The purchase of Tacx seems timely as indoor cycling has gained popularity with businesses like Peloton Interactive coming on the scene. But the pandemic has also energized people to seek more outdoor recreation activities.

The popularity of outdoor biking, hiking, and running has grown. Boat manufacturers and makers of recreational vehicles (RVs) have been reporting strong sales and backlogs. These trends are likely to continue. For Garmin, this can benefit its growing areas where people hike and bike on these trips. But it also recently launched its RV 890 navigator, designed specifically for the RV and camping lifestyle, which could help boost the auto segment.

A price Buffett can afford 

Whether he's buying a portion of a business through stock, or the entire company, Buffett doesn't like to overpay.

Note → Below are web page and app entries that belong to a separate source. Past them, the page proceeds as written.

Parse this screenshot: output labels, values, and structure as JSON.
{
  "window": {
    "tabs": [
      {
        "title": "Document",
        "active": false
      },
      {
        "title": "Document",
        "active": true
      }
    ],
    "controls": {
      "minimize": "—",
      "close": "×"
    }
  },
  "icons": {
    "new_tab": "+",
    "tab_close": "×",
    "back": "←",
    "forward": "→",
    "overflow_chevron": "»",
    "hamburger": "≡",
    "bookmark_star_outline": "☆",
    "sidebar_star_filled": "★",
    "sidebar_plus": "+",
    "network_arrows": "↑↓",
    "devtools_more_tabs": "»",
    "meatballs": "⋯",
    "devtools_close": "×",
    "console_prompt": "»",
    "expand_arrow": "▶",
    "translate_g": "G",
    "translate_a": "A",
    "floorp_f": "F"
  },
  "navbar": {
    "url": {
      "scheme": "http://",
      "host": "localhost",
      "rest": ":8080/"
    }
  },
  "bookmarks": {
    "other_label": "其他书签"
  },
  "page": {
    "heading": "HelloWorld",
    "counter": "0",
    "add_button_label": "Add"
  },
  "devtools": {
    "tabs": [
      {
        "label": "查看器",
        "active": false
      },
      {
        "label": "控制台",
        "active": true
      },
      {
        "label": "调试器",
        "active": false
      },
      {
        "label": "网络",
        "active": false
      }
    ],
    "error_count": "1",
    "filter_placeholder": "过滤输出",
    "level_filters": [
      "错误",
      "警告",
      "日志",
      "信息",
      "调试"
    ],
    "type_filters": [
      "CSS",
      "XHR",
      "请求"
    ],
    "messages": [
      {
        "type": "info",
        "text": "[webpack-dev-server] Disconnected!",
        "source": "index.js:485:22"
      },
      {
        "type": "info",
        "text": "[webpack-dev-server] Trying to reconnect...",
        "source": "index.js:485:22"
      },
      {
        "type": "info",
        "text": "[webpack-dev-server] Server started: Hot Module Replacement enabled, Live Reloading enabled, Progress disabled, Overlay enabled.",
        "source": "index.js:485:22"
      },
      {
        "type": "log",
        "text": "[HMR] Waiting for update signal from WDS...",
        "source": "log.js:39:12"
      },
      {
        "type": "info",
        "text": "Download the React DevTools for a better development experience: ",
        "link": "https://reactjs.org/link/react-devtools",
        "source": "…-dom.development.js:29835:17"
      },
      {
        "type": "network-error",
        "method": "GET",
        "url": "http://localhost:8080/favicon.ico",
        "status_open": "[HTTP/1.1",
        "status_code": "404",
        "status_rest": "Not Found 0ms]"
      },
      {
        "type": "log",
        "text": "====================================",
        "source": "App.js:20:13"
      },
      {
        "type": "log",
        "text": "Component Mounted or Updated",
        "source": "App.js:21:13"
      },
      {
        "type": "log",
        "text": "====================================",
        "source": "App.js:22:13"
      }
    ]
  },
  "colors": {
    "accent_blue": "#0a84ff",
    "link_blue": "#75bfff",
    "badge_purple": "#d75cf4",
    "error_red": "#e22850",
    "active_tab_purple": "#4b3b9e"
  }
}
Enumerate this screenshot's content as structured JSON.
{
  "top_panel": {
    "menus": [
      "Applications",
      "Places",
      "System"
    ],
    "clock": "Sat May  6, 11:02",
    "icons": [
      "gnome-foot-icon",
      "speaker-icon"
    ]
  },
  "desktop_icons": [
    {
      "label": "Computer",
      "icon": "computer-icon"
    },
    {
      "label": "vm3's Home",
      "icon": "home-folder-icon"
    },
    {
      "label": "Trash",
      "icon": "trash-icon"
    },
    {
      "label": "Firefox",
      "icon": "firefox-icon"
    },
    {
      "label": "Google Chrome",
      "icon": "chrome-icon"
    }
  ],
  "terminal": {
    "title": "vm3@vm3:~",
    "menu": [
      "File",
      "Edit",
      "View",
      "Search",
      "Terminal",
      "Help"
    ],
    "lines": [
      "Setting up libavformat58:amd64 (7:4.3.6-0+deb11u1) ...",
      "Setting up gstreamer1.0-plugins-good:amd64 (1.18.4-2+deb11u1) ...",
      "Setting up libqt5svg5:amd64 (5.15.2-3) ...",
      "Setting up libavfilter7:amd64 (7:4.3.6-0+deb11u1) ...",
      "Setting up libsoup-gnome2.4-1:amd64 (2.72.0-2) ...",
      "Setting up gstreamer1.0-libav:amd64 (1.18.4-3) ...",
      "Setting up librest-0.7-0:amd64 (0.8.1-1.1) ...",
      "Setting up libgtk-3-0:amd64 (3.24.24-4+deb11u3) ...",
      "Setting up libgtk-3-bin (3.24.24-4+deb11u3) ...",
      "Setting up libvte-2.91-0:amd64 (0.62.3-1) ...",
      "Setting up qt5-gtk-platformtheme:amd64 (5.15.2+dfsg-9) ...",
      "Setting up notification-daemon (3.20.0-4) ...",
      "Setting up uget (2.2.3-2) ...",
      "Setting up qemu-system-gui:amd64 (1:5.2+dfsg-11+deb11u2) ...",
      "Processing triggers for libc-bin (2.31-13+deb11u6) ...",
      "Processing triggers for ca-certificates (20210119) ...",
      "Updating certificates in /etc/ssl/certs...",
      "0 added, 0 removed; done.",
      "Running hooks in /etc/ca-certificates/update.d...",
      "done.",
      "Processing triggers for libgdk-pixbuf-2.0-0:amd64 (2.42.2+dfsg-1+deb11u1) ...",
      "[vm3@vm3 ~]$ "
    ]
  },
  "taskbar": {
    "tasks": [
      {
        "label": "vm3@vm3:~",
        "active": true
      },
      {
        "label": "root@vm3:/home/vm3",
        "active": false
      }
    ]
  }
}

Garmin's current price-to-earnings ratio just under 22 isn't excessive. In fact, it's in the range where the stock has traded for the past several years. 

With the strength of the business, current trends potentially adding more tailwinds, and its cash generation, it's hard to see why Warren Buffett wouldn't love Garmin.

This article represents the opinion of the writer, who may disagree with the “official” recommendation position of a Motley Fool premium advisory service. We’re motley! Questioning an investing thesis – even one of our own – helps us all think critically about investing and make decisions that help us become smarter, happier, and richer.

Invest Smarter with The Motley Fool

Join Over 1 Million Premium Members Receiving…

  • New Stock Picks Each Month
  • Detailed Analysis of Companies
  • Model Portfolios
  • Live Streaming During Market Hours
  • And Much More
Get Started Now

Stocks Mentioned

Garmin Ltd. Stock Quote
Garmin Ltd.
$133.54 (-4.09%) $-5.70
Berkshire Hathaway Inc. Stock Quote
Berkshire Hathaway Inc.
$416,876.00 (-1.97%) $-8,384.00
Berkshire Hathaway Inc. Stock Quote
Berkshire Hathaway Inc.
$276.69 (-1.93%) $-5.43
Peloton Interactive, Inc. Stock Quote
Peloton Interactive, Inc.
$44.00 (-0.88%) $0.39

*Average returns of all recommendations since inception. Cost basis and return based on previous market day close.

Related Articles

Motley Fool Returns

Motley Fool Stock Advisor

Market-beating stocks from our award-winning service.

Stock Advisor Returns
S&P 500 Returns

Calculated by average return of all stock recommendations since inception of the Stock Advisor service in February of 2002. Returns as of 12/01/2021.

Discounted offers are only available to new members. Stock Advisor list price is $199 per year.

Premium Investing Services

Invest better with the Motley Fool. Get stock recommendations, portfolio guidance, and more from the Motley Fool's premium services.